(Stored records)
↓

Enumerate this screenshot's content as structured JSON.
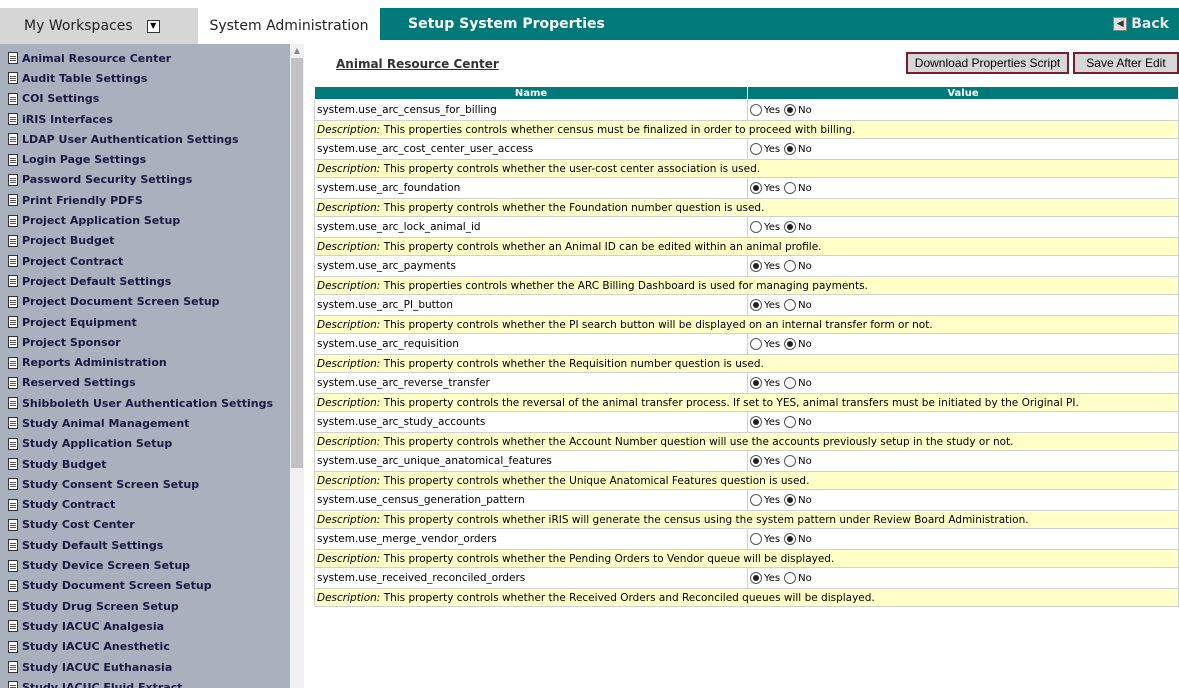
{
  "header": {
    "workspaces_label": "My Workspaces",
    "admin_tab_label": "System Administration",
    "page_title": "Setup System Properties",
    "back_label": "Back"
  },
  "sidebar": {
    "items": [
      "Animal Resource Center",
      "Audit Table Settings",
      "COI Settings",
      "iRIS Interfaces",
      "LDAP User Authentication Settings",
      "Login Page Settings",
      "Password Security Settings",
      "Print Friendly PDFS",
      "Project Application Setup",
      "Project Budget",
      "Project Contract",
      "Project Default Settings",
      "Project Document Screen Setup",
      "Project Equipment",
      "Project Sponsor",
      "Reports Administration",
      "Reserved Settings",
      "Shibboleth User Authentication Settings",
      "Study Animal Management",
      "Study Application Setup",
      "Study Budget",
      "Study Consent Screen Setup",
      "Study Contract",
      "Study Cost Center",
      "Study Default Settings",
      "Study Device Screen Setup",
      "Study Document Screen Setup",
      "Study Drug Screen Setup",
      "Study IACUC Analgesia",
      "Study IACUC Anesthetic",
      "Study IACUC Euthanasia",
      "Study IACUC Fluid Extract"
    ]
  },
  "main": {
    "section_title": "Animal Resource Center",
    "download_button": "Download Properties Script",
    "save_button": "Save After Edit",
    "col_name": "Name",
    "col_value": "Value",
    "yes_label": "Yes",
    "no_label": "No",
    "desc_prefix": "Description:",
    "properties": [
      {
        "name": "system.use_arc_census_for_billing",
        "value": "No",
        "desc": "This properties controls whether census must be finalized in order to proceed with billing."
      },
      {
        "name": "system.use_arc_cost_center_user_access",
        "value": "No",
        "desc": "This property controls whether the user-cost center association is used."
      },
      {
        "name": "system.use_arc_foundation",
        "value": "Yes",
        "desc": "This property controls whether the Foundation number question is used."
      },
      {
        "name": "system.use_arc_lock_animal_id",
        "value": "No",
        "desc": "This property controls whether an Animal ID can be edited within an animal profile."
      },
      {
        "name": "system.use_arc_payments",
        "value": "Yes",
        "desc": "This properties controls whether the ARC Billing Dashboard is used for managing payments."
      },
      {
        "name": "system.use_arc_PI_button",
        "value": "Yes",
        "desc": "This property controls whether the PI search button will be displayed on an internal transfer form or not."
      },
      {
        "name": "system.use_arc_requisition",
        "value": "No",
        "desc": "This property controls whether the Requisition number question is used."
      },
      {
        "name": "system.use_arc_reverse_transfer",
        "value": "Yes",
        "desc": "This property controls the reversal of the animal transfer process. If set to YES, animal transfers must be initiated by the Original PI."
      },
      {
        "name": "system.use_arc_study_accounts",
        "value": "Yes",
        "desc": "This property controls whether the Account Number question will use the accounts previously setup in the study or not."
      },
      {
        "name": "system.use_arc_unique_anatomical_features",
        "value": "Yes",
        "desc": "This property controls whether the Unique Anatomical Features question is used."
      },
      {
        "name": "system.use_census_generation_pattern",
        "value": "No",
        "desc": "This property controls whether iRIS will generate the census using the system pattern under Review Board Administration."
      },
      {
        "name": "system.use_merge_vendor_orders",
        "value": "No",
        "desc": "This property controls whether the Pending Orders to Vendor queue will be displayed."
      },
      {
        "name": "system.use_received_reconciled_orders",
        "value": "Yes",
        "desc": "This property controls whether the Received Orders and Reconciled queues will be displayed."
      }
    ]
  }
}
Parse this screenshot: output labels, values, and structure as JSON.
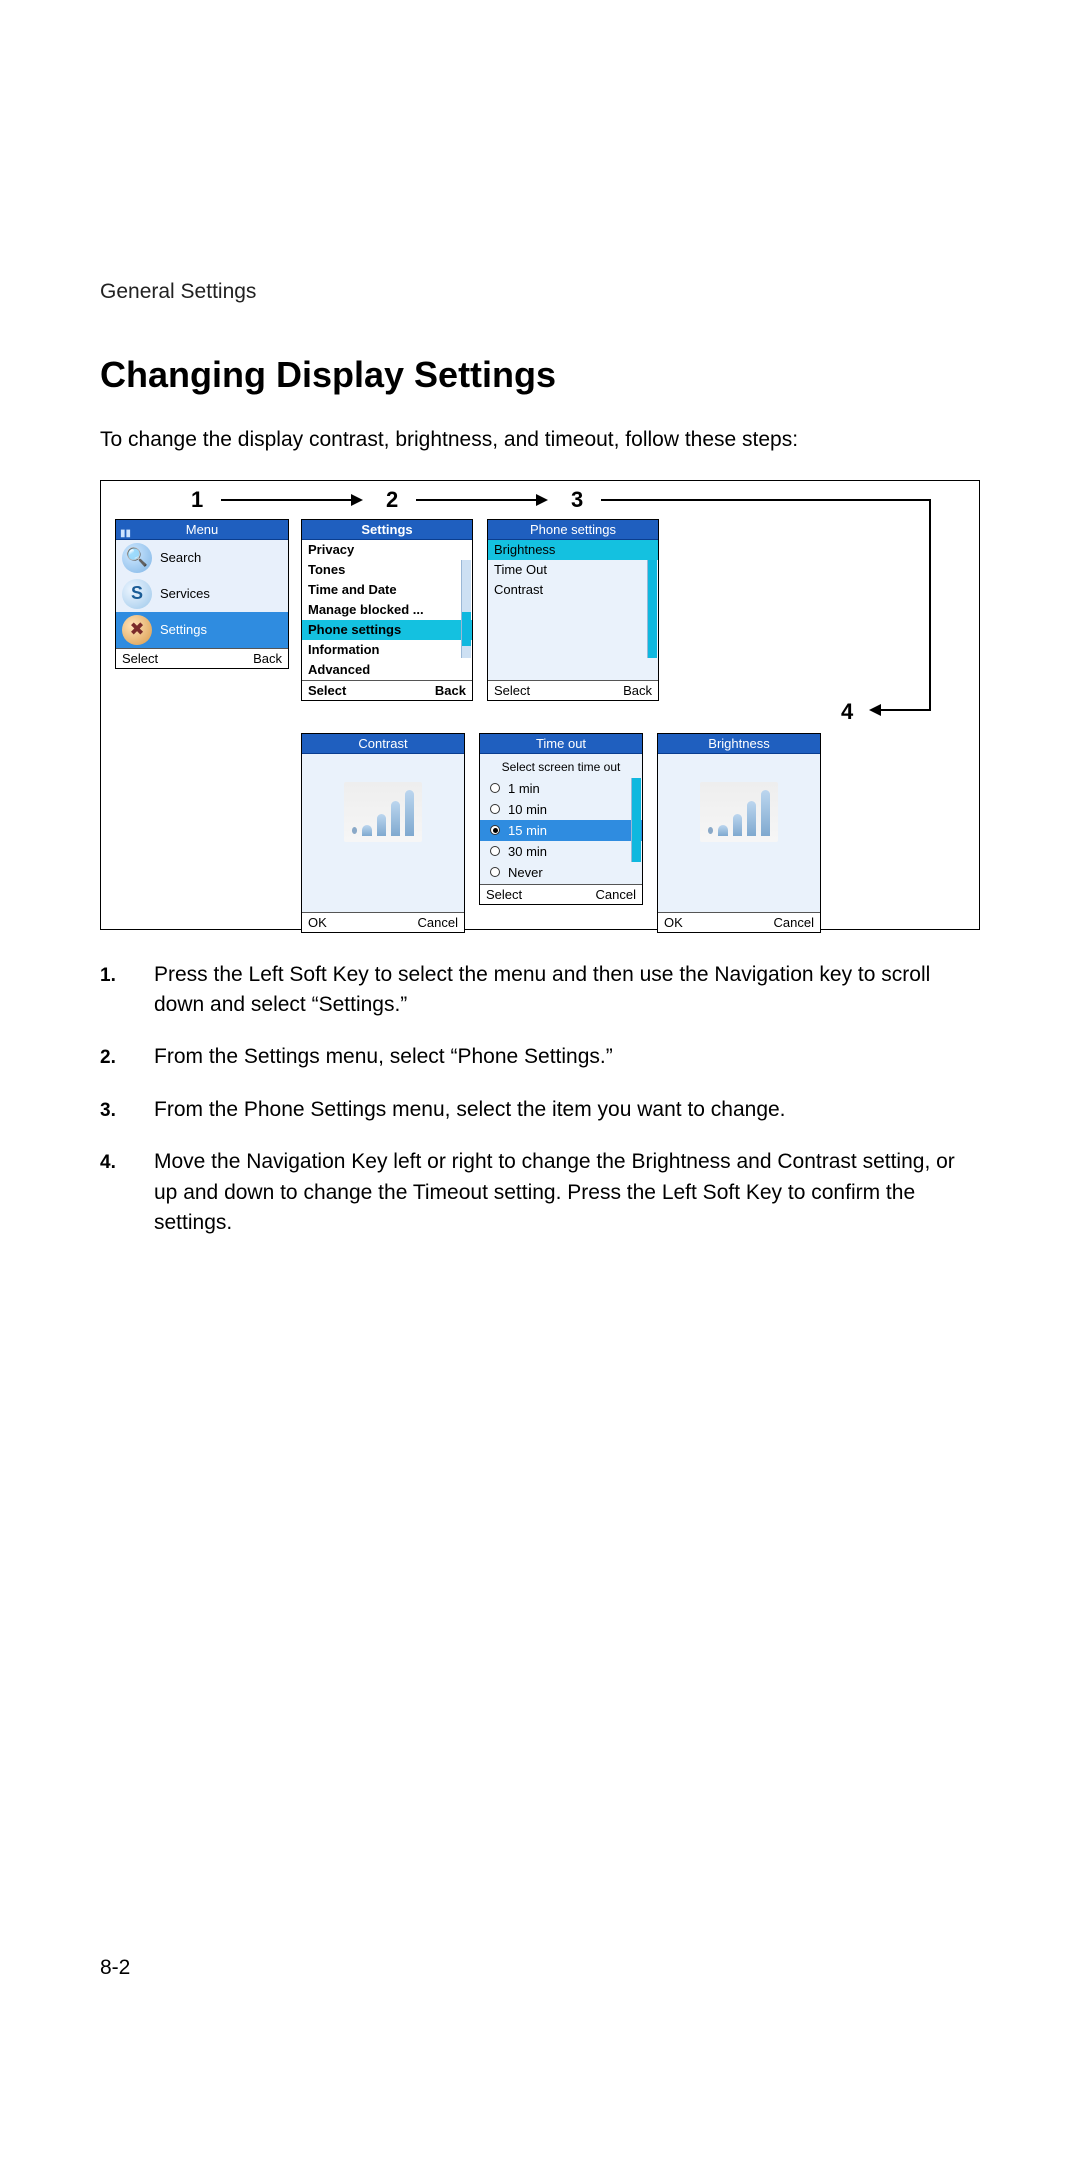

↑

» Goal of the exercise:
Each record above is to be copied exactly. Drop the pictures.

» Expected answer:
Enumerate this screenshot's content as structured JSON.
{
  "header": {
    "workspaces_label": "My Workspaces",
    "admin_tab_label": "System Administration",
    "page_title": "Setup System Properties",
    "back_label": "Back"
  },
  "sidebar": {
    "items": [
      "Animal Resource Center",
      "Audit Table Settings",
      "COI Settings",
      "iRIS Interfaces",
      "LDAP User Authentication Settings",
      "Login Page Settings",
      "Password Security Settings",
      "Print Friendly PDFS",
      "Project Application Setup",
      "Project Budget",
      "Project Contract",
      "Project Default Settings",
      "Project Document Screen Setup",
      "Project Equipment",
      "Project Sponsor",
      "Reports Administration",
      "Reserved Settings",
      "Shibboleth User Authentication Settings",
      "Study Animal Management",
      "Study Application Setup",
      "Study Budget",
      "Study Consent Screen Setup",
      "Study Contract",
      "Study Cost Center",
      "Study Default Settings",
      "Study Device Screen Setup",
      "Study Document Screen Setup",
      "Study Drug Screen Setup",
      "Study IACUC Analgesia",
      "Study IACUC Anesthetic",
      "Study IACUC Euthanasia",
      "Study IACUC Fluid Extract"
    ]
  },
  "main": {
    "section_title": "Animal Resource Center",
    "download_button": "Download Properties Script",
    "save_button": "Save After Edit",
    "col_name": "Name",
    "col_value": "Value",
    "yes_label": "Yes",
    "no_label": "No",
    "desc_prefix": "Description:",
    "properties": [
      {
        "name": "system.use_arc_census_for_billing",
        "value": "No",
        "desc": "This properties controls whether census must be finalized in order to proceed with billing."
      },
      {
        "name": "system.use_arc_cost_center_user_access",
        "value": "No",
        "desc": "This property controls whether the user-cost center association is used."
      },
      {
        "name": "system.use_arc_foundation",
        "value": "Yes",
        "desc": "This property controls whether the Foundation number question is used."
      },
      {
        "name": "system.use_arc_lock_animal_id",
        "value": "No",
        "desc": "This property controls whether an Animal ID can be edited within an animal profile."
      },
      {
        "name": "system.use_arc_payments",
        "value": "Yes",
        "desc": "This properties controls whether the ARC Billing Dashboard is used for managing payments."
      },
      {
        "name": "system.use_arc_PI_button",
        "value": "Yes",
        "desc": "This property controls whether the PI search button will be displayed on an internal transfer form or not."
      },
      {
        "name": "system.use_arc_requisition",
        "value": "No",
        "desc": "This property controls whether the Requisition number question is used."
      },
      {
        "name": "system.use_arc_reverse_transfer",
        "value": "Yes",
        "desc": "This property controls the reversal of the animal transfer process. If set to YES, animal transfers must be initiated by the Original PI."
      },
      {
        "name": "system.use_arc_study_accounts",
        "value": "Yes",
        "desc": "This property controls whether the Account Number question will use the accounts previously setup in the study or not."
      },
      {
        "name": "system.use_arc_unique_anatomical_features",
        "value": "Yes",
        "desc": "This property controls whether the Unique Anatomical Features question is used."
      },
      {
        "name": "system.use_census_generation_pattern",
        "value": "No",
        "desc": "This property controls whether iRIS will generate the census using the system pattern under Review Board Administration."
      },
      {
        "name": "system.use_merge_vendor_orders",
        "value": "No",
        "desc": "This property controls whether the Pending Orders to Vendor queue will be displayed."
      },
      {
        "name": "system.use_received_reconciled_orders",
        "value": "Yes",
        "desc": "This property controls whether the Received Orders and Reconciled queues will be displayed."
      }
    ]
  }
}
Parse this screenshot: output labels, values, and structure as JSON.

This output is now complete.